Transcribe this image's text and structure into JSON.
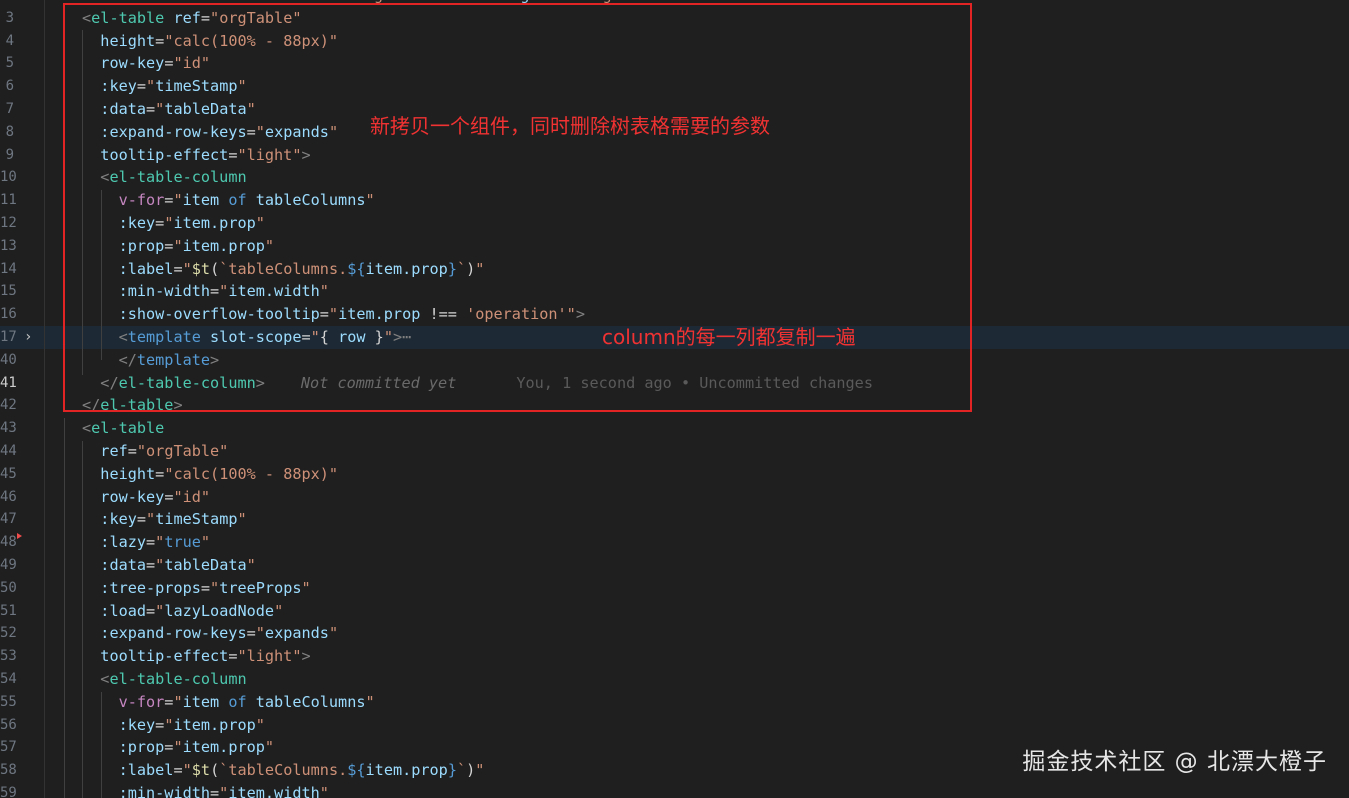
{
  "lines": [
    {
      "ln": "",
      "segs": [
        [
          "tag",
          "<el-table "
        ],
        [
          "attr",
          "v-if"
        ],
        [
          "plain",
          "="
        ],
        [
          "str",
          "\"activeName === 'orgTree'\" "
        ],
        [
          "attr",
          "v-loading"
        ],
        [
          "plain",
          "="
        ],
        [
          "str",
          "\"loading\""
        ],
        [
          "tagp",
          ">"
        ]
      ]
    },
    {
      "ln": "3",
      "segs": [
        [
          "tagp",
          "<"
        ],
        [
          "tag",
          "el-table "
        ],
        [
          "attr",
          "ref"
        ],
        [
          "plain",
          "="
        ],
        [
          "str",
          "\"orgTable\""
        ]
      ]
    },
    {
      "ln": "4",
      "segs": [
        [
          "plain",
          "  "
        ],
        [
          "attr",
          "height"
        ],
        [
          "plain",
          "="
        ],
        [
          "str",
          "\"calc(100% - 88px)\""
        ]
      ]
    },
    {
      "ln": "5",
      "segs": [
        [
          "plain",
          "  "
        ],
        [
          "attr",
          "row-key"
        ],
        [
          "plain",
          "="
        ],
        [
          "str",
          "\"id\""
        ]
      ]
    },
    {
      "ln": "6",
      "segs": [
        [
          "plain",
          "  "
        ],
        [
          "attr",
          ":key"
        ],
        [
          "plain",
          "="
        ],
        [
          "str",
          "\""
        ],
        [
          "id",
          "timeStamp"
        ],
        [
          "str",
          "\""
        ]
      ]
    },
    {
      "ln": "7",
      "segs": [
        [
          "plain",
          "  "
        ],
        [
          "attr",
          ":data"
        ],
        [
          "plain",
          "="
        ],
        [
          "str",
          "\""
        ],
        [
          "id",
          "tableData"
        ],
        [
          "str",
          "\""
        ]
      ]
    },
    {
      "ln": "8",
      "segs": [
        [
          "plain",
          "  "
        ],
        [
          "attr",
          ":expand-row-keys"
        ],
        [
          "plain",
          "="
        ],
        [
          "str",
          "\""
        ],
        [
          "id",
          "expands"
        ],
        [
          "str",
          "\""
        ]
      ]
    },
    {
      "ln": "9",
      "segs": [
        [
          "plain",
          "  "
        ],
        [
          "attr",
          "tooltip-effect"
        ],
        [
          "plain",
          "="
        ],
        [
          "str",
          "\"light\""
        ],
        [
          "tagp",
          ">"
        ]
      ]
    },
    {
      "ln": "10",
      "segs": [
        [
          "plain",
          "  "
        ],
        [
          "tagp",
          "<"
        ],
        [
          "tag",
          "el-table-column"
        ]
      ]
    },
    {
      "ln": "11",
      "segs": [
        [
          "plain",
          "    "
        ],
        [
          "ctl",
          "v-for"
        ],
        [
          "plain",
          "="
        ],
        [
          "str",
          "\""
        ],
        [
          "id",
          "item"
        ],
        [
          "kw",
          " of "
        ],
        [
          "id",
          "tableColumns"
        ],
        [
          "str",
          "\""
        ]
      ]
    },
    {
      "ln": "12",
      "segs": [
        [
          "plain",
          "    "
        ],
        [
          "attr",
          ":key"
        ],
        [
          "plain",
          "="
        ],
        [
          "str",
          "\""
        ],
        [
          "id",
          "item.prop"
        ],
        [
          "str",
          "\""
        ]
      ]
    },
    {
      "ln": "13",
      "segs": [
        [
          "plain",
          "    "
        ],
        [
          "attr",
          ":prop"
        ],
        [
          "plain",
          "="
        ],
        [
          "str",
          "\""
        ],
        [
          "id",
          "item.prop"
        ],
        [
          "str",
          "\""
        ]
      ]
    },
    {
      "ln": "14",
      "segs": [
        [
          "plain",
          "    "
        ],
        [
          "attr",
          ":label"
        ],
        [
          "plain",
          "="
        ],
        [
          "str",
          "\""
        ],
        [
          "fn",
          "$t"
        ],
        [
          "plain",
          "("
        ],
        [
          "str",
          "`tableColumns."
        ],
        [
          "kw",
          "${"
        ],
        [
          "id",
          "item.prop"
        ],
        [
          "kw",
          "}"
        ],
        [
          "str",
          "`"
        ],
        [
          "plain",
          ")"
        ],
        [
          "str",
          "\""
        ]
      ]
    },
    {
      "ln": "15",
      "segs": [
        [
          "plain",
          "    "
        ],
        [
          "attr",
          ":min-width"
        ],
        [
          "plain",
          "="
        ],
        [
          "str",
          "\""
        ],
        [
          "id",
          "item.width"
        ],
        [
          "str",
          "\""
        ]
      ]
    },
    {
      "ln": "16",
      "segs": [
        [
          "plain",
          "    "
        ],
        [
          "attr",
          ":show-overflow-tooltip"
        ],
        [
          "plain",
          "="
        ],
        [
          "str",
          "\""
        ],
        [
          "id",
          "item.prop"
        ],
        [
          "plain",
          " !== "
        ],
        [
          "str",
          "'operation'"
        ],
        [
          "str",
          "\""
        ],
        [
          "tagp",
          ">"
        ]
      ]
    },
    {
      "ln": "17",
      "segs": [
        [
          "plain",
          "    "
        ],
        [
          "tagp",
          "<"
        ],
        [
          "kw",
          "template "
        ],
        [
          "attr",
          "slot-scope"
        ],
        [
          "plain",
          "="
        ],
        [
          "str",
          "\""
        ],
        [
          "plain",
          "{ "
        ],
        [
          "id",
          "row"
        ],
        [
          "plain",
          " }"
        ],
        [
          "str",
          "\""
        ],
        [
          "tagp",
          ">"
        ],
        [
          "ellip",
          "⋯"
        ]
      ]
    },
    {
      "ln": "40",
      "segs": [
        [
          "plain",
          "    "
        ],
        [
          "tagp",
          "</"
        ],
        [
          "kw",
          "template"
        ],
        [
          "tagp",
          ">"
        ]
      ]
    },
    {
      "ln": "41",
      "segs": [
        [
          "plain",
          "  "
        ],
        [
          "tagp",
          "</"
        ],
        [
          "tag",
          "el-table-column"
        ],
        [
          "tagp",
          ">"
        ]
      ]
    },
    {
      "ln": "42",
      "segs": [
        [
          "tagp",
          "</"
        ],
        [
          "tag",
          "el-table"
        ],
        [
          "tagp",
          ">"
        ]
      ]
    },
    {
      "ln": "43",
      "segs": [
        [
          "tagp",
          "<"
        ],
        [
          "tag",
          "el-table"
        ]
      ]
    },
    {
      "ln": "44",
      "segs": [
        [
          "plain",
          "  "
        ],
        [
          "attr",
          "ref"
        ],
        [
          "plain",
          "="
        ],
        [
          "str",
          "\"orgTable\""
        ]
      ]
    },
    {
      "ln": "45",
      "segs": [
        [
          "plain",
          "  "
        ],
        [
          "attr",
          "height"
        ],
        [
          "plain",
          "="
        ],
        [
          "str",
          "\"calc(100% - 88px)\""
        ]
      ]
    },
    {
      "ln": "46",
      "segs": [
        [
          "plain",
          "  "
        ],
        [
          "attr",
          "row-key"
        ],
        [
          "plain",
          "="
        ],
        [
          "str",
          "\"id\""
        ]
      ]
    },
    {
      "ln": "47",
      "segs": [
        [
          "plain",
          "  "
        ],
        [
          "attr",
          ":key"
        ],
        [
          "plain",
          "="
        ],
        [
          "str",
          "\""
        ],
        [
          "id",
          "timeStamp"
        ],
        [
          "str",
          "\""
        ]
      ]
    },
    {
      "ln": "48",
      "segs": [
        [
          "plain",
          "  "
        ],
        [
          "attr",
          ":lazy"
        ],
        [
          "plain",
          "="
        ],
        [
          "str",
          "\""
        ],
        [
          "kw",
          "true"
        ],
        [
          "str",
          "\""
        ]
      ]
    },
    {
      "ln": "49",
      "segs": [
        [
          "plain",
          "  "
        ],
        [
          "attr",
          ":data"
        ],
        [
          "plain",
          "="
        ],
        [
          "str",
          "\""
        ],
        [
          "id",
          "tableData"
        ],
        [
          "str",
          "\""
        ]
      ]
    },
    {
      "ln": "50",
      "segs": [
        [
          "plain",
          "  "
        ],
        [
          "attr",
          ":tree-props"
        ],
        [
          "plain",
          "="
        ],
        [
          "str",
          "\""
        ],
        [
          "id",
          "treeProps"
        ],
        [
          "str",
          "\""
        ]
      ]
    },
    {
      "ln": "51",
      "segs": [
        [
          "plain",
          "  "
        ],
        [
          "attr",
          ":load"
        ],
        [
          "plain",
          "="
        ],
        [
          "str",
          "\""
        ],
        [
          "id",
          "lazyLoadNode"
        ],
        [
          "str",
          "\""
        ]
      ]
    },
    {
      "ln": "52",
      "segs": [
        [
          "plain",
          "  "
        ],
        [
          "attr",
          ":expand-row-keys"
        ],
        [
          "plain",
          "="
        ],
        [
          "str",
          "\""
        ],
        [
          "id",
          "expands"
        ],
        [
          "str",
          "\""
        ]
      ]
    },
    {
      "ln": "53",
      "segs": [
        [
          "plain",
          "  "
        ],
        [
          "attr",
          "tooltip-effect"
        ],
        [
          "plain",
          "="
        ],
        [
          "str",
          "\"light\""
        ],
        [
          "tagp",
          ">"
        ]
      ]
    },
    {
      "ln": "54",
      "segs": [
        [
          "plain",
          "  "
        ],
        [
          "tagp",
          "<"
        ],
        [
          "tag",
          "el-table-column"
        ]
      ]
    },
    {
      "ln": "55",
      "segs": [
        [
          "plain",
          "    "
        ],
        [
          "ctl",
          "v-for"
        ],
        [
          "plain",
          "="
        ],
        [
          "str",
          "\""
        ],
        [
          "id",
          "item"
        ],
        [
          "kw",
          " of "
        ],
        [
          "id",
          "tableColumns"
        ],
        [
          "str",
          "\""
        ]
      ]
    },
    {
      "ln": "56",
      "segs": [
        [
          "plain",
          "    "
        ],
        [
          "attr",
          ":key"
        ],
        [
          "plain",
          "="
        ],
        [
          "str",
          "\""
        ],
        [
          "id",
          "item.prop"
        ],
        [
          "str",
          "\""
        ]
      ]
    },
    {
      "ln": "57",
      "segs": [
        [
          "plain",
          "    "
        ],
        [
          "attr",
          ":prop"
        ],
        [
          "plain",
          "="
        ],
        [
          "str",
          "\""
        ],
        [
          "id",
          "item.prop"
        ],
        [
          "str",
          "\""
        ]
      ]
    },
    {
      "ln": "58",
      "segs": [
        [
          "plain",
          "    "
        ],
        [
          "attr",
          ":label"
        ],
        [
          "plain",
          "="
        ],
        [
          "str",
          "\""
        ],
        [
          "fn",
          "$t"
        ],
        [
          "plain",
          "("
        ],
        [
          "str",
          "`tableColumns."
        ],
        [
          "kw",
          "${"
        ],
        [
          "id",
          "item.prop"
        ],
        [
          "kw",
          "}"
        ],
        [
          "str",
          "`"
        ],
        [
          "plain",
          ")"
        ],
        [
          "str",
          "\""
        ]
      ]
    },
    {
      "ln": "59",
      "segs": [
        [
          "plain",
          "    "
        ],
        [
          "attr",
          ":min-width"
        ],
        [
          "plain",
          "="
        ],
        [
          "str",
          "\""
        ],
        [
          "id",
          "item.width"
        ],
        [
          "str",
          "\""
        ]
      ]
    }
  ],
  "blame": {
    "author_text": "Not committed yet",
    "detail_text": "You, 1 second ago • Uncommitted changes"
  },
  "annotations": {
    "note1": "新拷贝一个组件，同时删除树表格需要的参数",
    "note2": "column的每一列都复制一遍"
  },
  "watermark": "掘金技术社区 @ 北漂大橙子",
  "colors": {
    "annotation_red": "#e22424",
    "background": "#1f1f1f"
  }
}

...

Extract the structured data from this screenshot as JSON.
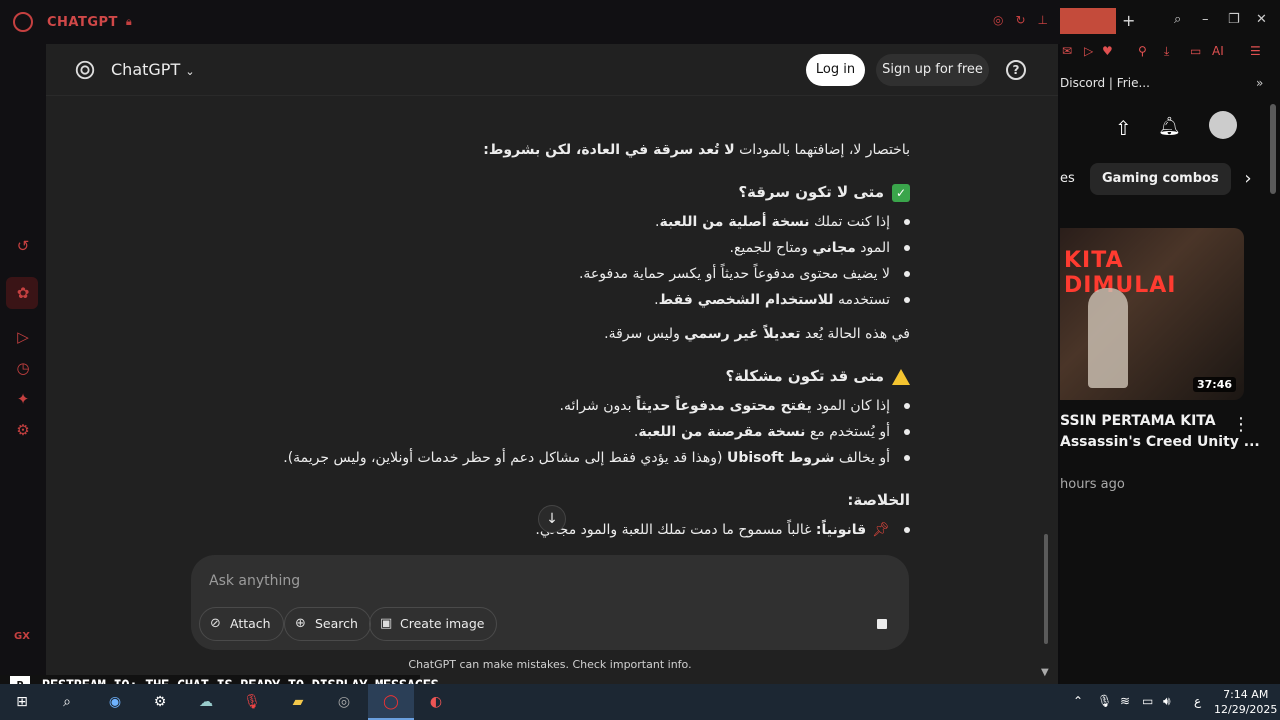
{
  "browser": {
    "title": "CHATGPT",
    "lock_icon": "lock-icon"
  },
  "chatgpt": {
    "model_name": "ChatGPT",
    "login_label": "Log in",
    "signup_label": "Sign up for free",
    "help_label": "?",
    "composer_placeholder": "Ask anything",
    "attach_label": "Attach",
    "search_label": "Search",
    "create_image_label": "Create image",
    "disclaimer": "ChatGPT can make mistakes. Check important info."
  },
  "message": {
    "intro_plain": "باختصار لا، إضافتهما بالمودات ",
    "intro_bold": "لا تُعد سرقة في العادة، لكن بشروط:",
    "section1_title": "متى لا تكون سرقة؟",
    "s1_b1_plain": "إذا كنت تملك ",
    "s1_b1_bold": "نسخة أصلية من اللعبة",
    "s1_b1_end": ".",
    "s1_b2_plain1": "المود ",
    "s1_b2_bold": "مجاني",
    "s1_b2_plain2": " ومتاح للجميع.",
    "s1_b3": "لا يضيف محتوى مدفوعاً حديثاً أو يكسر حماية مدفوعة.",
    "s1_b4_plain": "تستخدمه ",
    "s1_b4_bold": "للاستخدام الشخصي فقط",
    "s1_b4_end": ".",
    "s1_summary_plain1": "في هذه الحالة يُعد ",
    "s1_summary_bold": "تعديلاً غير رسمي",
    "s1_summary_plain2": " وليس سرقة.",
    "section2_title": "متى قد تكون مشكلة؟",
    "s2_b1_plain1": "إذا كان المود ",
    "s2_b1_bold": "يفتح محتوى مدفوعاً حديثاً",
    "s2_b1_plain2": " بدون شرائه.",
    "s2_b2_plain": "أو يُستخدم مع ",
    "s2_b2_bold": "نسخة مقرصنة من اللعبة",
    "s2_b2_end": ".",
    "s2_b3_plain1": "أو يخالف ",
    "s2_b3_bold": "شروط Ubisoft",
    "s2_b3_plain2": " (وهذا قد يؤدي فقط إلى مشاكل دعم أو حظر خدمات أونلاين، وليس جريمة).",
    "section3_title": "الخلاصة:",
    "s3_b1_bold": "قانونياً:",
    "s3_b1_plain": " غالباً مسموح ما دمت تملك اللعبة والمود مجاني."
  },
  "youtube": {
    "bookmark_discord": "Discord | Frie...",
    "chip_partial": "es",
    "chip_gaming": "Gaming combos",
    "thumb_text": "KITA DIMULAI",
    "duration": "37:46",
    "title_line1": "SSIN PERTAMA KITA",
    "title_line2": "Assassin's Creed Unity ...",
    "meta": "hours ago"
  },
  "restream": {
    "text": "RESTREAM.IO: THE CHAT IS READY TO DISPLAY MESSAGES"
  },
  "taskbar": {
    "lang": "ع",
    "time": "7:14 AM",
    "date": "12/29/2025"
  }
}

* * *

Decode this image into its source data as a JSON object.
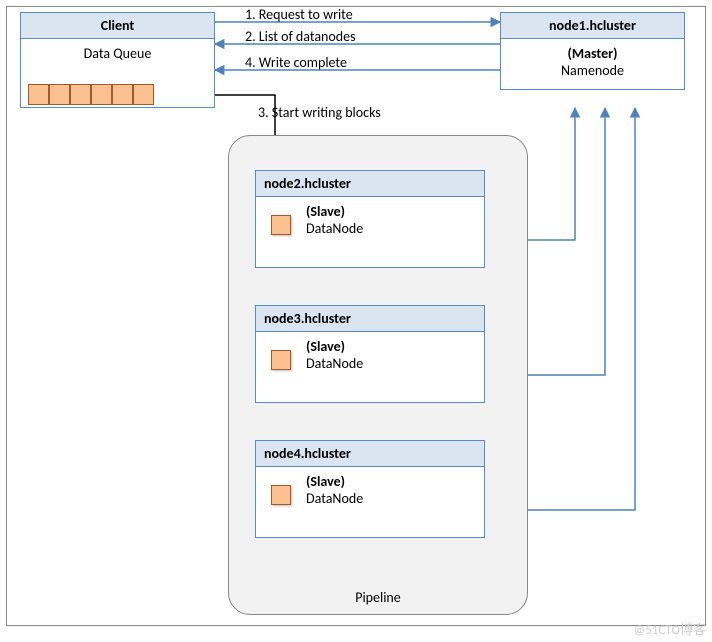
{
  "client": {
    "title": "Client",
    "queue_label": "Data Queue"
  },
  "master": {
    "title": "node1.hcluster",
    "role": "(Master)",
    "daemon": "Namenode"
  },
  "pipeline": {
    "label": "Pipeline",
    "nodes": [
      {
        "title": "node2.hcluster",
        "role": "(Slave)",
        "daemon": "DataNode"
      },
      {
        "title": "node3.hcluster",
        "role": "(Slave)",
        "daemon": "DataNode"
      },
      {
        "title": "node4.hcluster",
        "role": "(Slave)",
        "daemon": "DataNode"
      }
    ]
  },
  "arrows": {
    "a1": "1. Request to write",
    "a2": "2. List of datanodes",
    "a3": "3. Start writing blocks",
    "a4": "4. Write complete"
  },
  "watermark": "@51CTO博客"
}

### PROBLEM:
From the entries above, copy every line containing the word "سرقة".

### OUTPUT OF THE EXERCISE:
    "intro_bold": "لا تُعد سرقة في العادة، لكن بشروط:",
    "section1_title": "متى لا تكون سرقة؟",
    "s1_summary_plain2": " وليس سرقة.",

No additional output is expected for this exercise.